An interactive shell, scripting and programming language, and surrounding environment from Microsoft. Commonly used by system administrators managing Microsoft software (including Windows, Exchange, SharePoint, and cloud services Azure and Office 365), PowerShell is included by default with Windows, and takes over from previous languages such as VB Script.
PowerShell exists to create a more powerful shell than Command Prompt, a more capable language than VBScript, and an environment with built-in support for remote servers and code documentation. Since its introduction, Microsoft's have added support for PowerShell scripting to many of their core products.
This comment by Jeffrey Snover, one of the original designers of PowerShell, explains the ideas and intent behind the language, and why it was developed instead of porting something like Bash from a Unix environment.
PowerShell provides a vastly improved scripting environment for Windows compared to previous .bat and .vbs methods; it includes PowerShell ISE - an editor and debugging environment, on the language side it has easy support for using lists, hashtables and regular expressions for pattern matching, as an interactive shell it has tab completion for command parameters and interactive help via

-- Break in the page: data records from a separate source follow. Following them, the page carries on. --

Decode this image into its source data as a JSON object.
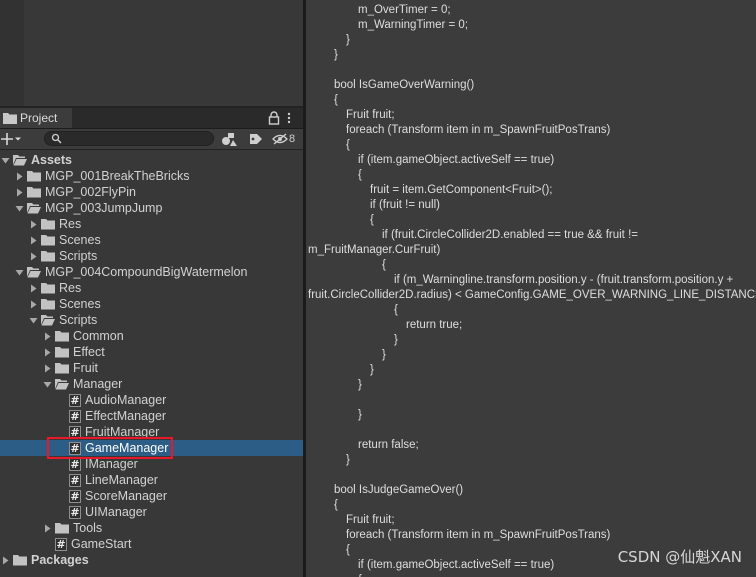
{
  "panel": {
    "tab_label": "Project",
    "hidden_count": "8",
    "search_value": ""
  },
  "tree": [
    {
      "label": "Assets",
      "depth": 0,
      "type": "folder",
      "expanded": true,
      "bold": true
    },
    {
      "label": "MGP_001BreakTheBricks",
      "depth": 1,
      "type": "folder",
      "expanded": false
    },
    {
      "label": "MGP_002FlyPin",
      "depth": 1,
      "type": "folder",
      "expanded": false
    },
    {
      "label": "MGP_003JumpJump",
      "depth": 1,
      "type": "folder",
      "expanded": true
    },
    {
      "label": "Res",
      "depth": 2,
      "type": "folder",
      "expanded": false
    },
    {
      "label": "Scenes",
      "depth": 2,
      "type": "folder",
      "expanded": false
    },
    {
      "label": "Scripts",
      "depth": 2,
      "type": "folder",
      "expanded": false
    },
    {
      "label": "MGP_004CompoundBigWatermelon",
      "depth": 1,
      "type": "folder",
      "expanded": true
    },
    {
      "label": "Res",
      "depth": 2,
      "type": "folder",
      "expanded": false
    },
    {
      "label": "Scenes",
      "depth": 2,
      "type": "folder",
      "expanded": false
    },
    {
      "label": "Scripts",
      "depth": 2,
      "type": "folder",
      "expanded": true
    },
    {
      "label": "Common",
      "depth": 3,
      "type": "folder",
      "expanded": false
    },
    {
      "label": "Effect",
      "depth": 3,
      "type": "folder",
      "expanded": false
    },
    {
      "label": "Fruit",
      "depth": 3,
      "type": "folder",
      "expanded": false
    },
    {
      "label": "Manager",
      "depth": 3,
      "type": "folder",
      "expanded": true
    },
    {
      "label": "AudioManager",
      "depth": 4,
      "type": "script"
    },
    {
      "label": "EffectManager",
      "depth": 4,
      "type": "script"
    },
    {
      "label": "FruitManager",
      "depth": 4,
      "type": "script"
    },
    {
      "label": "GameManager",
      "depth": 4,
      "type": "script",
      "selected": true
    },
    {
      "label": "IManager",
      "depth": 4,
      "type": "script"
    },
    {
      "label": "LineManager",
      "depth": 4,
      "type": "script"
    },
    {
      "label": "ScoreManager",
      "depth": 4,
      "type": "script"
    },
    {
      "label": "UIManager",
      "depth": 4,
      "type": "script"
    },
    {
      "label": "Tools",
      "depth": 3,
      "type": "folder",
      "expanded": false
    },
    {
      "label": "GameStart",
      "depth": 3,
      "type": "script"
    },
    {
      "label": "Packages",
      "depth": 0,
      "type": "folder",
      "expanded": false,
      "bold": true
    }
  ],
  "code": [
    {
      "text": "m_OverTimer = 0;",
      "indent": 3
    },
    {
      "text": "m_WarningTimer = 0;",
      "indent": 3
    },
    {
      "text": "}",
      "indent": 2
    },
    {
      "text": "}",
      "indent": 1
    },
    {
      "text": "",
      "indent": 0
    },
    {
      "text": "bool IsGameOverWarning()",
      "indent": 1
    },
    {
      "text": "{",
      "indent": 1
    },
    {
      "text": "Fruit fruit;",
      "indent": 2
    },
    {
      "text": "foreach (Transform item in m_SpawnFruitPosTrans)",
      "indent": 2
    },
    {
      "text": "{",
      "indent": 2
    },
    {
      "text": "if (item.gameObject.activeSelf == true)",
      "indent": 3
    },
    {
      "text": "{",
      "indent": 3
    },
    {
      "text": "fruit = item.GetComponent<Fruit>();",
      "indent": 4
    },
    {
      "text": "if (fruit != null)",
      "indent": 4
    },
    {
      "text": "{",
      "indent": 4
    },
    {
      "text": "if (fruit.CircleCollider2D.enabled == true && fruit !=",
      "indent": 5
    },
    {
      "text": "m_FruitManager.CurFruit)",
      "indent": 0
    },
    {
      "text": "{",
      "indent": 5
    },
    {
      "text": "if (m_Warningline.transform.position.y - (fruit.transform.position.y +",
      "indent": 6
    },
    {
      "text": "fruit.CircleCollider2D.radius) < GameConfig.GAME_OVER_WARNING_LINE_DISTANCE)",
      "indent": 0
    },
    {
      "text": "{",
      "indent": 6
    },
    {
      "text": "return true;",
      "indent": 7
    },
    {
      "text": "}",
      "indent": 6
    },
    {
      "text": "}",
      "indent": 5
    },
    {
      "text": "}",
      "indent": 4
    },
    {
      "text": "}",
      "indent": 3
    },
    {
      "text": "",
      "indent": 0
    },
    {
      "text": "}",
      "indent": 3
    },
    {
      "text": "",
      "indent": 0
    },
    {
      "text": "return false;",
      "indent": 3
    },
    {
      "text": "}",
      "indent": 2
    },
    {
      "text": "",
      "indent": 0
    },
    {
      "text": "bool IsJudgeGameOver()",
      "indent": 1
    },
    {
      "text": "{",
      "indent": 1
    },
    {
      "text": "Fruit fruit;",
      "indent": 2
    },
    {
      "text": "foreach (Transform item in m_SpawnFruitPosTrans)",
      "indent": 2
    },
    {
      "text": "{",
      "indent": 2
    },
    {
      "text": "if (item.gameObject.activeSelf == true)",
      "indent": 3
    },
    {
      "text": "{",
      "indent": 3
    }
  ],
  "watermark": "CSDN @仙魁XAN",
  "colors": {
    "selection": "#2c5d87",
    "highlight_box": "#e8182a",
    "folder": "#c2c2c2",
    "panel_bg": "#383838",
    "code_bg": "#3c3c3c"
  }
}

Get-Help, and it can natively work with COM objects, WMI, registry values, call out to any .Net Framework method or library, and create and use modules written in PowerShell code.
Microsoft Software that supports PowerShell for management includes: Windows Server (and many roles and features - Active Directory, IIS, DNS Server), Exchange Server, SQL Server, SharePoint Server, Windows Azure, and Office 365 components. Here is a full list of PowerShell modules included in Windows Server 2012 and Windows 8.1.
First released in 2006 as a downloadable addition to Windows XP and Server 2003, PowerShell has been significantly upgraded in 2009 (v2) with the addition of remote execution of scripts, and in 2012 (v3) and 2014 (v4).